Story-wise, Liberation follows Aveline as she navigates New Orleans and the Bayou in search of her mother, and answers for the mysteries surrounding the Spanish occupation of New Orleans. One of the great things in this title is that all the major players are actually female — our protagonist, the leader of the Bayou smugglers and Aveline’s step-mother, who often helps her smuggle slaves out of the city to freedom. Male characters generally act as supporting cast or antagonists, presenting an interesting take on gender roles in 18th century America; whilst officially the men are in charge, the women are the ones pushing the story’s events forwards.
An interesting dynamic is added in that there are “glitches” present in some of the cutscenes that are revealed to be moments of the story cut out by Abstergo to obscure the truth — references to the Templars are eliminated entirely, until they’re uncovered by a mysterious hacker going by Erudito.
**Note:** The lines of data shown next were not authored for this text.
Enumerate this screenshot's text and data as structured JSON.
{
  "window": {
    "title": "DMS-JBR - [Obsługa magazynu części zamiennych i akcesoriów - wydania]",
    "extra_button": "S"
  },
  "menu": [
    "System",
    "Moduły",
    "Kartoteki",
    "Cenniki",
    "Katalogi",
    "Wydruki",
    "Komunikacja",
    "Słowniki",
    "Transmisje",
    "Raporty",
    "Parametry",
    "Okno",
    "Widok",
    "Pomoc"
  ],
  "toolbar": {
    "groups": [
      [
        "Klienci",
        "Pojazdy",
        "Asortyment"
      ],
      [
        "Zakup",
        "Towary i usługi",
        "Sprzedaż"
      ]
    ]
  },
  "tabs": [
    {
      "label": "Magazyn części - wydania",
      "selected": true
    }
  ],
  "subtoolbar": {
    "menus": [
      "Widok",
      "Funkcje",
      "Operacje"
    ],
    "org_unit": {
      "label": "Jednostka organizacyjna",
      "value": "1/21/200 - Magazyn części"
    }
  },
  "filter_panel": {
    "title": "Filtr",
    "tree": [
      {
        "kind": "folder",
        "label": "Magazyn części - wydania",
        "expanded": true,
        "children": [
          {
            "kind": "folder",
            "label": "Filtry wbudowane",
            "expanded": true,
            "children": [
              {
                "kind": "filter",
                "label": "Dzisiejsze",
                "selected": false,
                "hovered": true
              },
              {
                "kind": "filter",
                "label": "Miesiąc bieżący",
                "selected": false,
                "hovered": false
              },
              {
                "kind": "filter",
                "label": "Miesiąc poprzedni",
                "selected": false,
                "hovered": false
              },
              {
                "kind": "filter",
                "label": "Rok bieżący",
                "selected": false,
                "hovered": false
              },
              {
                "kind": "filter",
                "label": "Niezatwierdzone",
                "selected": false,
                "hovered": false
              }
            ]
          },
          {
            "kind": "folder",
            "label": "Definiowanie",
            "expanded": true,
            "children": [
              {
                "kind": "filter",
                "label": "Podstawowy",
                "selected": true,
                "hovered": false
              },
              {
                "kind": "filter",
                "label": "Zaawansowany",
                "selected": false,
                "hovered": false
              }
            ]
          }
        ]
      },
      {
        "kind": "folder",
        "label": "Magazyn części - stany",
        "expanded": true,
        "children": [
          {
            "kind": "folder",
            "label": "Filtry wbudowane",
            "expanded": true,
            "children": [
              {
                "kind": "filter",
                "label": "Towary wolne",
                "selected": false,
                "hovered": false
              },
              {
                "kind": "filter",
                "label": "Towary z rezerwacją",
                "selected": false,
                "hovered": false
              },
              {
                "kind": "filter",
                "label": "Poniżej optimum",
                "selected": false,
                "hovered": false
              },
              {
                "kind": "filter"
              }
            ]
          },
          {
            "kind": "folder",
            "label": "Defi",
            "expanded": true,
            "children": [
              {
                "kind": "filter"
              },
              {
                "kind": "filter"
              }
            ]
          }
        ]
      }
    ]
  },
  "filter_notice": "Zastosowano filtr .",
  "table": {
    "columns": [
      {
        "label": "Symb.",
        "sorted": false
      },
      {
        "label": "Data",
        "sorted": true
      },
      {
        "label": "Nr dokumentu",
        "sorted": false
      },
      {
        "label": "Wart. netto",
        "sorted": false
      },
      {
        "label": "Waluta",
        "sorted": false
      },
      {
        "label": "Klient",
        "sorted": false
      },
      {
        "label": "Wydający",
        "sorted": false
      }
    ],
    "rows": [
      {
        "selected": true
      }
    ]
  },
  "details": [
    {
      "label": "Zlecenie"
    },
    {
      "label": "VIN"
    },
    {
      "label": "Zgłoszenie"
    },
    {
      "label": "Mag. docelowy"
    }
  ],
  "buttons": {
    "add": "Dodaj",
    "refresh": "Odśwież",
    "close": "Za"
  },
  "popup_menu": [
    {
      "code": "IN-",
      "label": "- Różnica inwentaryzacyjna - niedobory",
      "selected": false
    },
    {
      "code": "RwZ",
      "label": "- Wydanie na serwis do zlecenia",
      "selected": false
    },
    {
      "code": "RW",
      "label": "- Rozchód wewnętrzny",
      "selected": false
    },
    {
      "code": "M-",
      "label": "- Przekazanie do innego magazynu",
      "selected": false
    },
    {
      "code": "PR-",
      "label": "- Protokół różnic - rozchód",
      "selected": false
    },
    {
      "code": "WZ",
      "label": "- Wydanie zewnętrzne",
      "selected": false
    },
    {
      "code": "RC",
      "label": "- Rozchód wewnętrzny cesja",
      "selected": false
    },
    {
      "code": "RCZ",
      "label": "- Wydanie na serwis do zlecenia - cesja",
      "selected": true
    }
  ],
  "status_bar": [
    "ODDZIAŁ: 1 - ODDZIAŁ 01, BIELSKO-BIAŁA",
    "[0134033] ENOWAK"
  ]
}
This name may be familiar to those who played the Facebook companion games for Assassin’s Creed II, where he/she played a similar role. In this case, Erudito (Italian for ‘truth’, by the way) introduces Citizen E to the simulation — randomly encountered NPCs who unlock the missing chunks of story when murdered. Whilst these missions are optional, they reveal a true ending to the game, beyond that unlocked by simply completing all the memory sequences. Other side missions seem more a diversion than any great contributor — I wasn’t able to figure out whether they changed much in the game environment.
Playing Liberation HD, you’re constantly reminded you’re neck-deep in a port of a handheld game. Veterans of the series will find it strange to see HUD elements that seem out of place in comparison to any other title in the franchise. Touchscreen gimmicks from the PS Vita have been clumsily translated into a traditional control scheme; Aveline has to hold the LT on Xbox 360 during moments where you can tell you’d be tapping the Vita touchscreen otherwise. For an otherwise well-rounded game, those sequences certainly take you out of the narrative, and rather harshly. Apart from that, controls are pretty much identical to other Assassin’s Creed iterations on console.
Graphically, Liberation HD looks better than its PS Vita counterpart, but that’s really to be expected.
If you’re a fan of the franchise and haven’t played the game on Vita before, this game is definitely one to consider. Liberation HD is not as free and fun as Assassin’s Creed II or the recently-released Assassin’s Creed IV: Black Flag, but it’s certainly not as restrictive as its one-time release brother, Assassin’s Creed III. If you have played through the Vita title before, it might not be a game you want to revisit again for $25 AUD, especially considering most of us have moved on to next-gen affairs. Additionally, achievement hunters beware: this is an Xbox 360 “Arcade” title and, as such, only has 400 gamerscore attributed to it. Purchase wisely, gamers.